Brand loyalty is decreasing but its creation is still a good idea
Online, websites like Etsy provide an opportunity for small retailers and independent traders to differentiate themselves from Amazon, but the world of retail is perhaps best described as one of the competing monopolies. In the UK, Tesco, Sainsbury’s and Morrisons dominate London’s shopping street and represent the country’s only interests on Deloitte’s list of global retail powers. Tesco’s turnover is more than double that of Sainsbury’s.
This list of companies, which also Marks & Spencer in the top 100, it looks like an immutable thing. The UK had many of the same big names in its malls decades ago. And if brands like C&A and BHS have disappeared, it nevertheless shows how difficult it is to squeeze a new name into the public consciousness. Keeping him there is a whole different thing.
To make matters worse, many classic methods of customer retention are being phased out. Efforts to build brand loyalty, for example, have steadily declined for much of the past decade. Forbes, citing research by Verint Systems, indicated that two-thirds of customers switch from one brand to another for the sake of lower prices and better service. Convenience, rather than familiarity, is the new king.

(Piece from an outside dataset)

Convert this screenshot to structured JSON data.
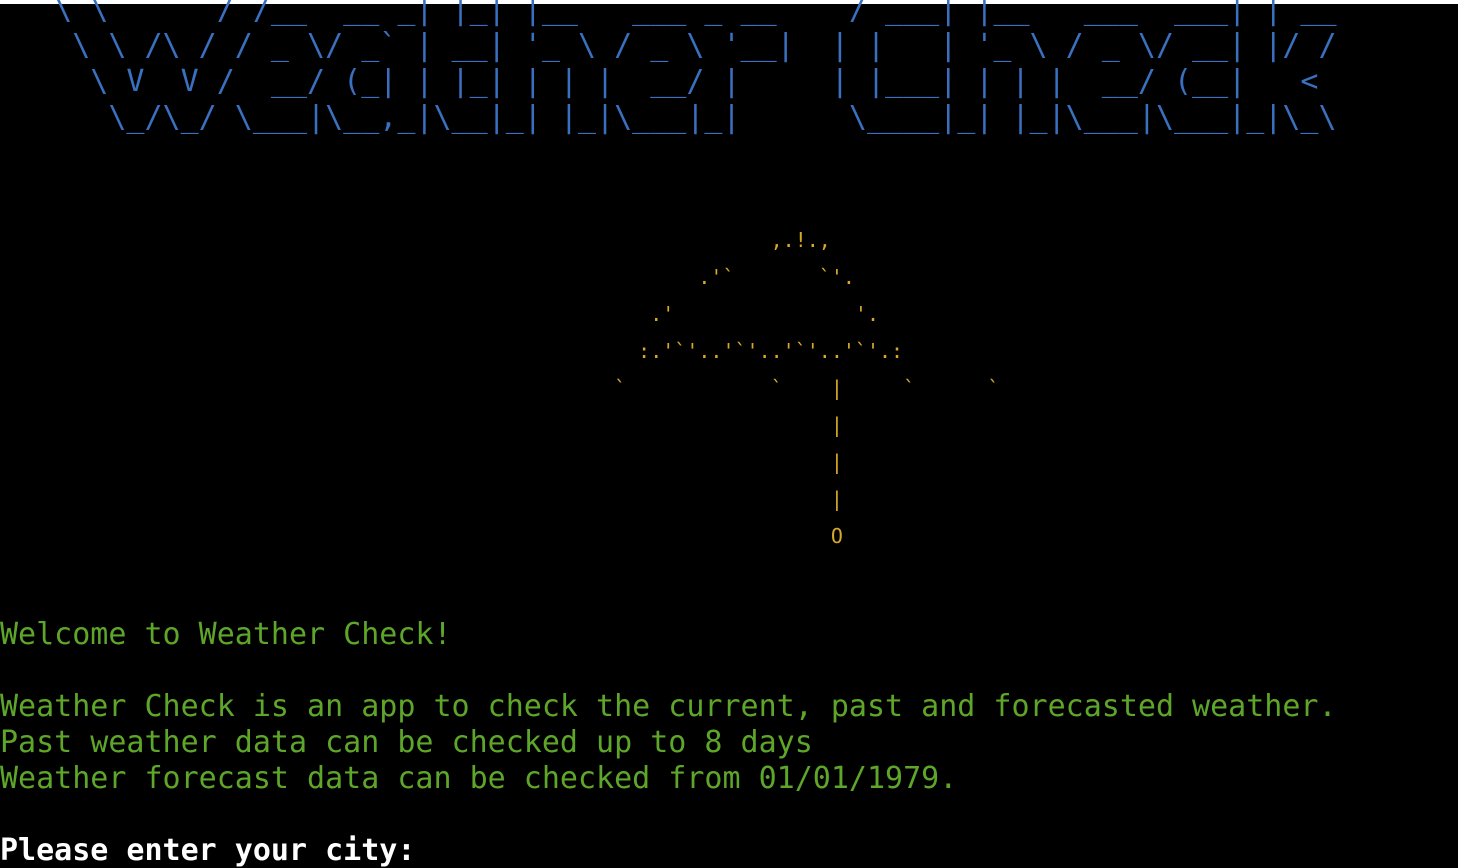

While it’s true that a business doesn’t get anywhere without attracting new customers, just as important is keeping the old ones, a skill known in marketing circles as loyalty. Thus, the idea that brand loyalty is decreasing seems paradoxical. If a business cannot keep its customers, it cannot survive. However, this revolving door style of retail, where new customers inevitably leave, can be a necessary evil for the smaller store.
Very few companies can compete with Amazon – but there are many companies in the same niche. Unfortunately, picking up customers who can’t be served by Jeff Bezos’ goliath (or Walmart, Target, John Lewis, etc.) is a reality for even larger stores like Book deposit, which consistently matches its prices on Amazon – and then sells items for a dime less. However, fostering brand loyalty can be a more effective tactic than creative pricing.
Items like the Nectar Card and Holland & Barrett’s Rewards for Life program are good examples of loyalty programs, but they can be slow to accumulate points. Online rewards programs can be much more elaborate. For example, the Casushi online gambling website offers a loyalty bar that rewards users with points just for playing. These points, explained at https://www.casushi.com/, can then be exchanged for additional tickets on certain securities.
Marketing company Yotpo says 68% of those surveyed would join a loyalty program with a trusted brand. This establishes loyalty as a prerequisite for itself, which can be a tricky situation to deal with. Either way, there are some drawbacks to encouraging customers to stay loyal to your brand. Even uncompetitive pricing isn’t too much of a concern for people who just enjoy the experience of shopping at a favorite store.
Brand loyalty, although declining sharply in some areas, remains something that should be encouraged wherever possible.